- YOUR TASK -
Word for word, print all of the lines below.

- PROVIDED INFORMATION -
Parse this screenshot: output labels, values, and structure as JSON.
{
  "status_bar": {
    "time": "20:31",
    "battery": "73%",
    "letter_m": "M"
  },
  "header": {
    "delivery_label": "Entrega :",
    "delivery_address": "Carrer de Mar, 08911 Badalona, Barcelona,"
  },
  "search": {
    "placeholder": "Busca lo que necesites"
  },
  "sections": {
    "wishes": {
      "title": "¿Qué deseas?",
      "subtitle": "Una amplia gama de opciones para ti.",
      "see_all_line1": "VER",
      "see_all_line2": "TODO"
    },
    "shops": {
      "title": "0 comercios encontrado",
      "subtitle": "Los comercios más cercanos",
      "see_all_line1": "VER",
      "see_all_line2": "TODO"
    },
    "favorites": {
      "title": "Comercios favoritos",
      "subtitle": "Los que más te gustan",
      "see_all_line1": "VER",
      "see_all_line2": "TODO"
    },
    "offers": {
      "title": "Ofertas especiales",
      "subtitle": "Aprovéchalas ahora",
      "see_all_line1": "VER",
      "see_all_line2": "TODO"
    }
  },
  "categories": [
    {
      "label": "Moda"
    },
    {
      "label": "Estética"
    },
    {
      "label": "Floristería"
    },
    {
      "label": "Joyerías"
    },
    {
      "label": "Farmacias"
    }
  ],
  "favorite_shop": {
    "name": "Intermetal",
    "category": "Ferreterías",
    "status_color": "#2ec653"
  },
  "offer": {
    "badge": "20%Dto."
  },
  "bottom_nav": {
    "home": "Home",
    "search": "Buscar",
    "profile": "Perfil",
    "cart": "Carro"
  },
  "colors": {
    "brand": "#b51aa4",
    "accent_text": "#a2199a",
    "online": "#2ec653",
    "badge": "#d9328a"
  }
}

- RESULT FOR THIS TASK -
Parse this screenshot: output labels, values, and structure as JSON.
{
  "status_bar": {
    "time": "20:31",
    "battery": "73%",
    "letter_m": "M"
  },
  "header": {
    "delivery_label": "Entrega :",
    "delivery_address": "Carrer de Mar, 08911 Badalona, Barcelona,"
  },
  "search": {
    "placeholder": "Busca lo que necesites"
  },
  "sections": {
    "wishes": {
      "title": "¿Qué deseas?",
      "subtitle": "Una amplia gama de opciones para ti.",
      "see_all_line1": "VER",
      "see_all_line2": "TODO"
    },
    "shops": {
      "title": "0 comercios encontrado",
      "subtitle": "Los comercios más cercanos",
      "see_all_line1": "VER",
      "see_all_line2": "TODO"
    },
    "favorites": {
      "title": "Comercios favoritos",
      "subtitle": "Los que más te gustan",
      "see_all_line1": "VER",
      "see_all_line2": "TODO"
    },
    "offers": {
      "title": "Ofertas especiales",
      "subtitle": "Aprovéchalas ahora",
      "see_all_line1": "VER",
      "see_all_line2": "TODO"
    }
  },
  "categories": [
    {
      "label": "Moda"
    },
    {
      "label": "Estética"
    },
    {
      "label": "Floristería"
    },
    {
      "label": "Joyerías"
    },
    {
      "label": "Farmacias"
    }
  ],
  "favorite_shop": {
    "name": "Intermetal",
    "category": "Ferreterías",
    "status_color": "#2ec653"
  },
  "offer": {
    "badge": "20%Dto."
  },
  "bottom_nav": {
    "home": "Home",
    "search": "Buscar",
    "profile": "Perfil",
    "cart": "Carro"
  },
  "colors": {
    "brand": "#b51aa4",
    "accent_text": "#a2199a",
    "online": "#2ec653",
    "badge": "#d9328a"
  }
}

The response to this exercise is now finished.